Work instruction: Whatever appears in the entries must be given again exactly.

Task material:
◆ ◆ ◆ ◆

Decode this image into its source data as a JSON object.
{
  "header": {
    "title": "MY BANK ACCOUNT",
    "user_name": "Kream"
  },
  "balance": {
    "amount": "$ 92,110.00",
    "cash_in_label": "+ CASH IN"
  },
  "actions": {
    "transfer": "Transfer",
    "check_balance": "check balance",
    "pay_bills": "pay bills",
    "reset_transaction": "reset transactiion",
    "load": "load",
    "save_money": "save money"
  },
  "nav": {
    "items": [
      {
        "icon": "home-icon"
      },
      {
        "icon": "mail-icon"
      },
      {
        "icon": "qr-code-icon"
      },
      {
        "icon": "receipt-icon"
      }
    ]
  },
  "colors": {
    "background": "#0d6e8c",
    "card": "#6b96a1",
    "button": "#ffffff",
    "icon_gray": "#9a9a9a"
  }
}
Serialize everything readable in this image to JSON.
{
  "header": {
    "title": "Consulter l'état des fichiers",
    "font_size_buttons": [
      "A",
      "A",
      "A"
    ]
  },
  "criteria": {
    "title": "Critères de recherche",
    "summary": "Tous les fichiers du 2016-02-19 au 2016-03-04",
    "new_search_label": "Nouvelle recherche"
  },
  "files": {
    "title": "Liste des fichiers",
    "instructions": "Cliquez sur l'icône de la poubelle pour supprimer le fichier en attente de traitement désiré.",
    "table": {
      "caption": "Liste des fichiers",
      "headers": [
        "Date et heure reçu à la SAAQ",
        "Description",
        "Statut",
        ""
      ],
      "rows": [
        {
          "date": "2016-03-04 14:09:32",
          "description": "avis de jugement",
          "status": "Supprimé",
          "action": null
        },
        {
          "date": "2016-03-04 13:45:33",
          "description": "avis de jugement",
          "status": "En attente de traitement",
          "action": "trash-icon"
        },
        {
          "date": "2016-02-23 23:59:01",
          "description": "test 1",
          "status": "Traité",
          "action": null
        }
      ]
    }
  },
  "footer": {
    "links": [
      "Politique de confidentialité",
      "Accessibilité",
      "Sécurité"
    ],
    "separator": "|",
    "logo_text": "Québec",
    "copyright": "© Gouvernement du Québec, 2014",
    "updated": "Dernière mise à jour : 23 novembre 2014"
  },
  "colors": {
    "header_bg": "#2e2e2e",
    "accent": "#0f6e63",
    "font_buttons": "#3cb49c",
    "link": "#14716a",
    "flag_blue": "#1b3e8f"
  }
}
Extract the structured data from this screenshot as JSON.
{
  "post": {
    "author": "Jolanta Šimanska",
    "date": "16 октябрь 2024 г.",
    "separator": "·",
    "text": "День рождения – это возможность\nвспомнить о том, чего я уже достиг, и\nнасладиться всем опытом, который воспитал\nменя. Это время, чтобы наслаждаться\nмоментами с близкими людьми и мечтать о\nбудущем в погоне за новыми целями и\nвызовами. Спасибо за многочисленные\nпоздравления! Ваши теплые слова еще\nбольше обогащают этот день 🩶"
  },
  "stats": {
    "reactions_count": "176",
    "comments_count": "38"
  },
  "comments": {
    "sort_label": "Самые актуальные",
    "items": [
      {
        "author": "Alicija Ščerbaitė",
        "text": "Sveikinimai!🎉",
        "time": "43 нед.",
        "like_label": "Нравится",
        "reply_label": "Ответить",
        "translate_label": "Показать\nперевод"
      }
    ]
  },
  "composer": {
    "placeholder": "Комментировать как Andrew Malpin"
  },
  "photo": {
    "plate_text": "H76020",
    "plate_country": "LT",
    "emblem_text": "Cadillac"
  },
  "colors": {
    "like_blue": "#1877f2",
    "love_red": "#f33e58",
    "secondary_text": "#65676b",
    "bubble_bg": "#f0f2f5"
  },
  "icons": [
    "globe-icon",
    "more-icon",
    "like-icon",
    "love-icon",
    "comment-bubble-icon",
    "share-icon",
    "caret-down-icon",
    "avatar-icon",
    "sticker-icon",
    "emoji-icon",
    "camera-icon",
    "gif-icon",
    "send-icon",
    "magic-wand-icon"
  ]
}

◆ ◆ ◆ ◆

Written answer:
Decode this image into its source data as a JSON object.
{
  "header": {
    "title": "MY BANK ACCOUNT",
    "user_name": "Kream"
  },
  "balance": {
    "amount": "$ 92,110.00",
    "cash_in_label": "+ CASH IN"
  },
  "actions": {
    "transfer": "Transfer",
    "check_balance": "check balance",
    "pay_bills": "pay bills",
    "reset_transaction": "reset transactiion",
    "load": "load",
    "save_money": "save money"
  },
  "nav": {
    "items": [
      {
        "icon": "home-icon"
      },
      {
        "icon": "mail-icon"
      },
      {
        "icon": "qr-code-icon"
      },
      {
        "icon": "receipt-icon"
      }
    ]
  },
  "colors": {
    "background": "#0d6e8c",
    "card": "#6b96a1",
    "button": "#ffffff",
    "icon_gray": "#9a9a9a"
  }
}
Serialize everything readable in this image to JSON.
{
  "header": {
    "title": "Consulter l'état des fichiers",
    "font_size_buttons": [
      "A",
      "A",
      "A"
    ]
  },
  "criteria": {
    "title": "Critères de recherche",
    "summary": "Tous les fichiers du 2016-02-19 au 2016-03-04",
    "new_search_label": "Nouvelle recherche"
  },
  "files": {
    "title": "Liste des fichiers",
    "instructions": "Cliquez sur l'icône de la poubelle pour supprimer le fichier en attente de traitement désiré.",
    "table": {
      "caption": "Liste des fichiers",
      "headers": [
        "Date et heure reçu à la SAAQ",
        "Description",
        "Statut",
        ""
      ],
      "rows": [
        {
          "date": "2016-03-04 14:09:32",
          "description": "avis de jugement",
          "status": "Supprimé",
          "action": null
        },
        {
          "date": "2016-03-04 13:45:33",
          "description": "avis de jugement",
          "status": "En attente de traitement",
          "action": "trash-icon"
        },
        {
          "date": "2016-02-23 23:59:01",
          "description": "test 1",
          "status": "Traité",
          "action": null
        }
      ]
    }
  },
  "footer": {
    "links": [
      "Politique de confidentialité",
      "Accessibilité",
      "Sécurité"
    ],
    "separator": "|",
    "logo_text": "Québec",
    "copyright": "© Gouvernement du Québec, 2014",
    "updated": "Dernière mise à jour : 23 novembre 2014"
  },
  "colors": {
    "header_bg": "#2e2e2e",
    "accent": "#0f6e63",
    "font_buttons": "#3cb49c",
    "link": "#14716a",
    "flag_blue": "#1b3e8f"
  }
}
Extract the structured data from this screenshot as JSON.
{
  "post": {
    "author": "Jolanta Šimanska",
    "date": "16 октябрь 2024 г.",
    "separator": "·",
    "text": "День рождения – это возможность\nвспомнить о том, чего я уже достиг, и\nнасладиться всем опытом, который воспитал\nменя. Это время, чтобы наслаждаться\nмоментами с близкими людьми и мечтать о\nбудущем в погоне за новыми целями и\nвызовами. Спасибо за многочисленные\nпоздравления! Ваши теплые слова еще\nбольше обогащают этот день 🩶"
  },
  "stats": {
    "reactions_count": "176",
    "comments_count": "38"
  },
  "comments": {
    "sort_label": "Самые актуальные",
    "items": [
      {
        "author": "Alicija Ščerbaitė",
        "text": "Sveikinimai!🎉",
        "time": "43 нед.",
        "like_label": "Нравится",
        "reply_label": "Ответить",
        "translate_label": "Показать\nперевод"
      }
    ]
  },
  "composer": {
    "placeholder": "Комментировать как Andrew Malpin"
  },
  "photo": {
    "plate_text": "H76020",
    "plate_country": "LT",
    "emblem_text": "Cadillac"
  },
  "colors": {
    "like_blue": "#1877f2",
    "love_red": "#f33e58",
    "secondary_text": "#65676b",
    "bubble_bg": "#f0f2f5"
  },
  "icons": [
    "globe-icon",
    "more-icon",
    "like-icon",
    "love-icon",
    "comment-bubble-icon",
    "share-icon",
    "caret-down-icon",
    "avatar-icon",
    "sticker-icon",
    "emoji-icon",
    "camera-icon",
    "gif-icon",
    "send-icon",
    "magic-wand-icon"
  ]
}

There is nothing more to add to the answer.